When a former employee of Cohort — a small-cap technical and advisory services provider for defence and security firms — cashed in nearly 20,000 share options on his departure, the firm’s stock price dropped 7%. “It’s just ridiculous,” says Simon Walther, finance director of the £34m (€43m) UK company. “There is a big disproportion between the volumes being traded and the price at which the share is being traded because no one is there to buy 20,000 shares. Liquidity is a big issue for us.” That’s leading him to wonder what happens when Cohort’s share option plans mature and employees go to the market looking for cash to make a big purchase such as a car. “How do I get rid of 7,000 shares?”
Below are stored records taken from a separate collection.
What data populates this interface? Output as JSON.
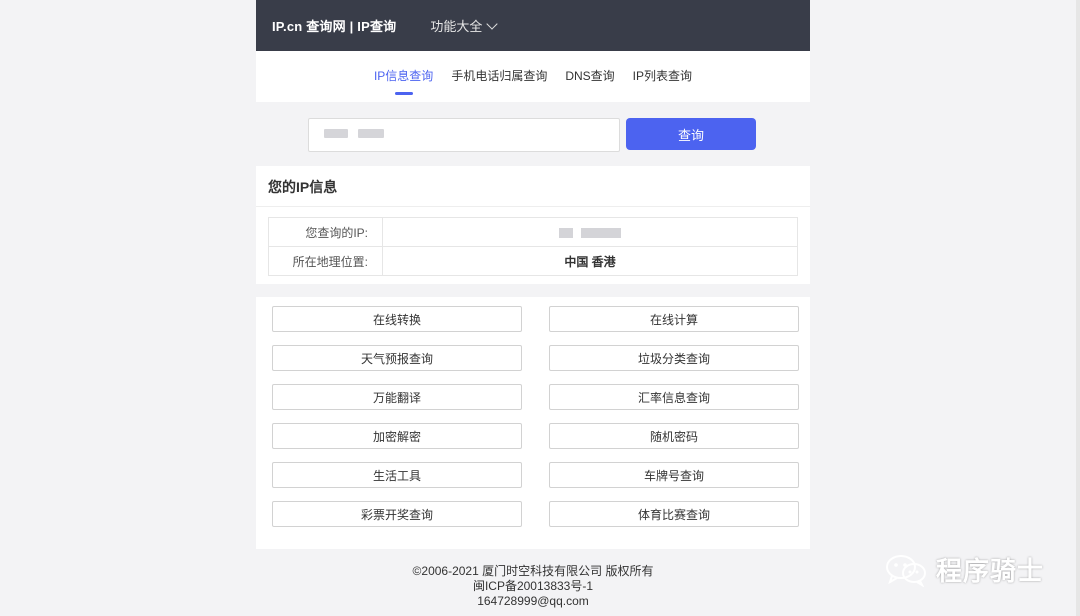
{
  "header": {
    "brand": "IP.cn 查询网 | IP查询",
    "menu_label": "功能大全"
  },
  "tabs": [
    {
      "label": "IP信息查询",
      "active": true
    },
    {
      "label": "手机电话归属查询",
      "active": false
    },
    {
      "label": "DNS查询",
      "active": false
    },
    {
      "label": "IP列表查询",
      "active": false
    }
  ],
  "search": {
    "button_label": "查询"
  },
  "ip_info": {
    "title": "您的IP信息",
    "rows": [
      {
        "key": "您查询的IP:"
      },
      {
        "key": "所在地理位置:",
        "value": "中国 香港"
      }
    ]
  },
  "tools": {
    "left": [
      "在线转换",
      "天气预报查询",
      "万能翻译",
      "加密解密",
      "生活工具",
      "彩票开奖查询"
    ],
    "right": [
      "在线计算",
      "垃圾分类查询",
      "汇率信息查询",
      "随机密码",
      "车牌号查询",
      "体育比赛查询"
    ]
  },
  "footer": {
    "line1": "©2006-2021 厦门时空科技有限公司 版权所有",
    "line2": "闽ICP备20013833号-1",
    "line3": "164728999@qq.com"
  },
  "watermark": {
    "text": "程序骑士",
    "icon": "wechat-icon"
  },
  "colors": {
    "accent": "#4c63f0",
    "header_bg": "#393d49",
    "page_bg": "#f3f3f5"
  }
}
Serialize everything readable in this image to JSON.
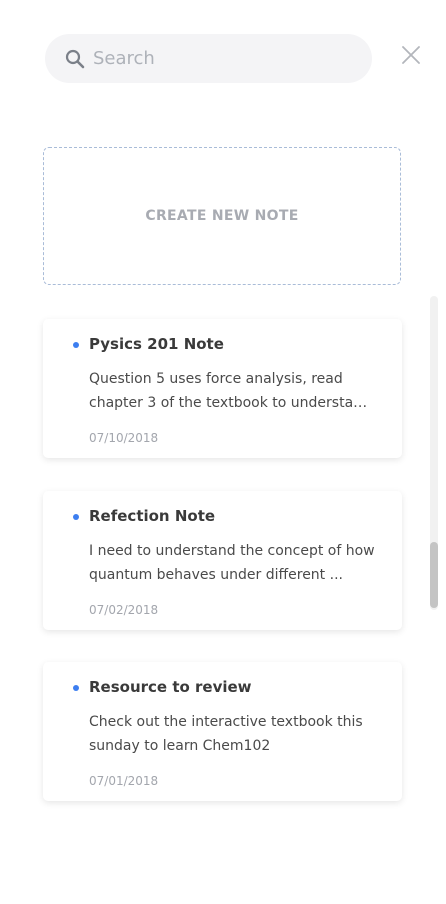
{
  "search": {
    "placeholder": "Search",
    "value": ""
  },
  "create_note": {
    "label": "CREATE NEW NOTE"
  },
  "colors": {
    "accent_dot": "#3d7ef0",
    "dashed_border": "#a9bcd8",
    "muted_text": "#a8abb2"
  },
  "notes": [
    {
      "title": "Pysics 201 Note",
      "body": "Question 5 uses force analysis, read chapter 3 of the textbook to understa…",
      "date": "07/10/2018"
    },
    {
      "title": "Refection Note",
      "body": "I need to understand the concept of how quantum behaves under different ...",
      "date": "07/02/2018"
    },
    {
      "title": "Resource to review",
      "body": "Check out the interactive textbook this sunday to learn Chem102",
      "date": "07/01/2018"
    }
  ]
}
Liquidity is an issue that most CFOs of small- and mid-cap companies in Europe must grapple with, not least because competition for investors’ attention is growing as more and more of these firms list on exchanges such as the London Stock Exchange’s AIM, Deutsche Börse’s Entry Standard and Euronext’s Alternext.
One way to attract attention is through independent analyst coverage but small- and mid-caps often only have their house brokers to help them get their story out to the market. “There is a weakness in the quality and volume of research generated by stockbrokers for small issuers,” says Philip Secrett, head of capital markets at Grant Thornton, an accountancy firm and a nominated adviser for AIM. The London Stock Exchange, for its part, says it is developing a set of recommendations to boost analyst coverage of small issuers, which should be ready by the end of the year. But a spokesperson stresses, “It will be much more about brokering a solution than providing it.”
How can under-covered firms persuade independent analysts to publish research on them? CFOs and investor relations experts agree that coverage is driven not only by a good story and growth potential, but also by regular communication and intelligent targetting of the analyst community. The last two factors can eat into a CFO’s time though — Walther spends nearly a third of his time out of Cohort’s office, knocking on the doors of potential analysts and investors in London.
Is it worth the effort? Absolutely, says Secrett. Coverage drives investor interest and liquidity, which in turn leads to a more accurate share price and a truer company valuation.
And there are other unfavourable consequences of dropped coverage. In a 2007 study — Is there life after loss of analyst coverage? — three US finance academics compared a sample of 2,753 firms that had lost their coverage with a similarly sized control group that had not. Researchers found that one year after losing coverage, the sample companies’ performance in areas such as market value, liquidity and institutional shareholder interest had fallen compared with the control group. What’s more, the sample companies had a higher probability of delisting. In the first two years after losing coverage, 29% of them delisted, compared with 8% of the control firms. Between two to five years after losing coverage, the percentages increased to 34% and 18% respectively.